Good Gaming: EDM & Equality


Rarely is there a trend or force as dominant as Fortnite is in the world of gaming. Fortnite has over 200 million players worldwide (this is a phenomenal 60% increase from June of 2018). On a regular basis, there are 8.3 million concurrent players. One study on the rise in gaming in 2018 actually found that of all the time they spend online, children spend 21% that time online playing Fortnite.

Last Saturday, in an unprecedented gaming moment, EDM producer Marshmello performed a live concert within the Fortnite game. Dubbed an ‘exciting glimpse into the future’, the 10 minute one-off spectacle came to life with cool holograms and custom graphics. It was an experience that many young users had never seen the likes of before:

“What makes me happiest about today is that so many people got to experience their first concert ever. All the videos I keep seeing of people laughing and smiling throughout the set are amazing. Man I’m still so pumped.” Marshmello.

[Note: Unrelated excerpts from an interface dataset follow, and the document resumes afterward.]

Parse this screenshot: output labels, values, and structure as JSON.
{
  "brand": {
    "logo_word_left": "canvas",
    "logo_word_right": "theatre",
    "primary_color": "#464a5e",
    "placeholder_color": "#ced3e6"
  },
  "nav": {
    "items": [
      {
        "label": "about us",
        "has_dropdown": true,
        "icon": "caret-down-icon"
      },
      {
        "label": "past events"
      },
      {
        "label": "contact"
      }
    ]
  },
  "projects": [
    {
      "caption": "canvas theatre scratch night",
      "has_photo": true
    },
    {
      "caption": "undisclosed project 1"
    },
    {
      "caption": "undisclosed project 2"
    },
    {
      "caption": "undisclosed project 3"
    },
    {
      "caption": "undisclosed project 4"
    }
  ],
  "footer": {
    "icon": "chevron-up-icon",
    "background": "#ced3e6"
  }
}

The Marshmello event also marked a special moment when players were unable to attack one another. Epic Games (the developers of Fortnite) took learnings from previous one-off live events - like its iconic rocket launch and its most recent freezing over of the entire game map - and launched a special game mode specifically for the duration of the show. With weapons disabled (Fortnite is a shooter survival game), the concert provided a space where this community was remarkably unchaotic - a moment of pure joy and reflection.

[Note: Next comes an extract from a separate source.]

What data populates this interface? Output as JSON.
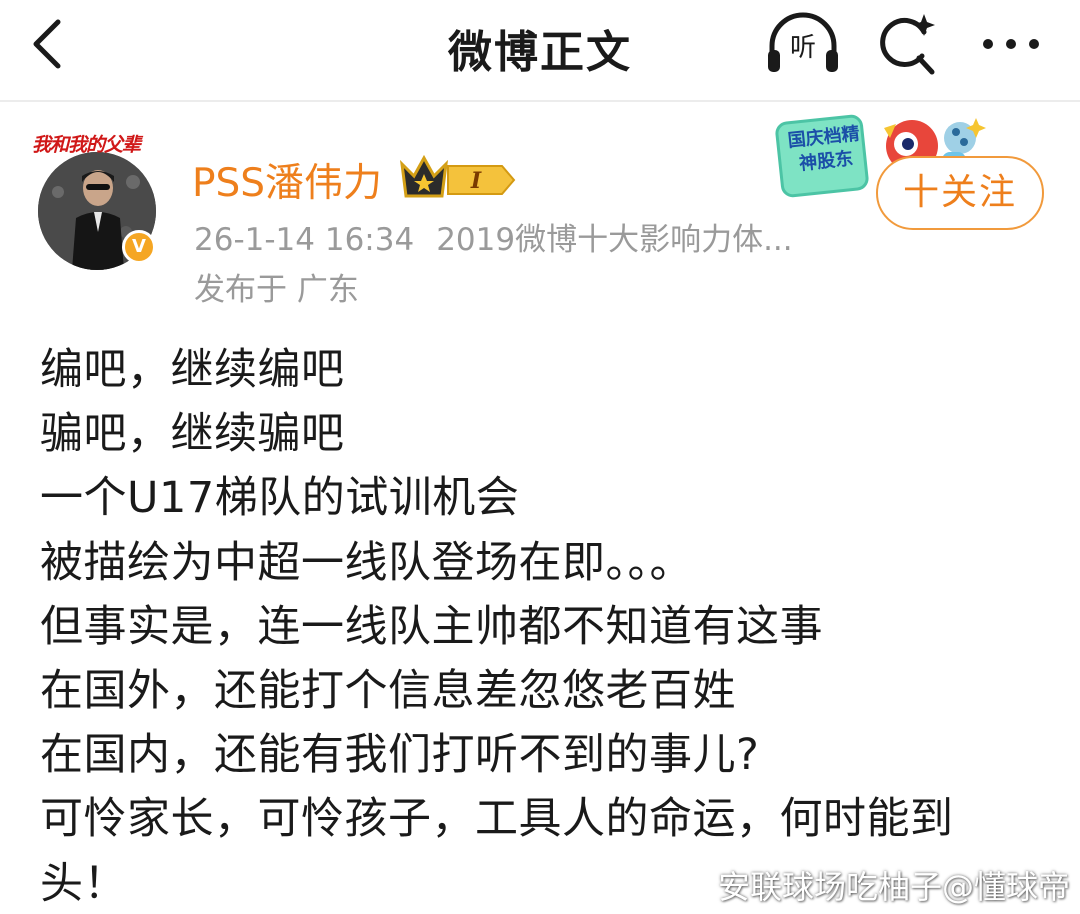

“It’s a glimpse into the scope of what can be achieved in this shared online worlds that are being created. Epic Games are constantly changing their world and how players can interact within it. This is super exciting. No longer are video games based on how real the graphics are (we're pretty much there already), but rather the innovative ways we can interact with others through them.” Luke, 30

The show signifies just how endless the scope is with regard to video game entertainment, and how experiences in the real and online worlds are so intertwined for the youth audience.


While gaming has been under longstanding scrutiny due to its screen-heavy nature and addictive qualities, the industry and its dedicated community users have been generating positive news stories of late.

At the end of last month, UK YouTuber Harry Brewis AKA ‘Hbomberguy’, played ‘Donkey Kong 64’ for 57 hours to raise money for Mermaids, a UK-based organisation that supports gender diverse young people. Brewis’ stream was joined by over 650,000 people and by the time he was done he had raised $340,000 for the organisation. Brewis was applauded by fans for using the Twitch platform as a vehicle to raise money for a trans rights charity - especially because over the last year or so Twitch streamers have been censored for the likes of homophobia, misogyny, harassment and on-camera domestic abuse:

“It really highlighted the support and love within the gaming community. This is no longer a past time for just one group of people, and it was great to see diversity celebrated and recognised. This is particularly important since the vocal minority generated a lot of attention when it came to Gamergate, which centred on issues of sexism and progressivism in video game culture.” Luke, 30

It’s not just individual gamers shining a light on equality issues they feel are important. Microsoft also made headlines this week after the launch of their empowering Superbowl 2019 ad “We All Win”. The communication promoted their adaptive Xbox controller which can be customised for people with different limitations and motor skills. The ad starred children with physical disabilities who explained their love of gaming and how the product benefitted their gaming experience.

“No matter how your body is or how fast you are, you can play.” Owen, 9 (and a half)

For many young people gaming is their way of physically interacting with friends when they can’t otherwise do it.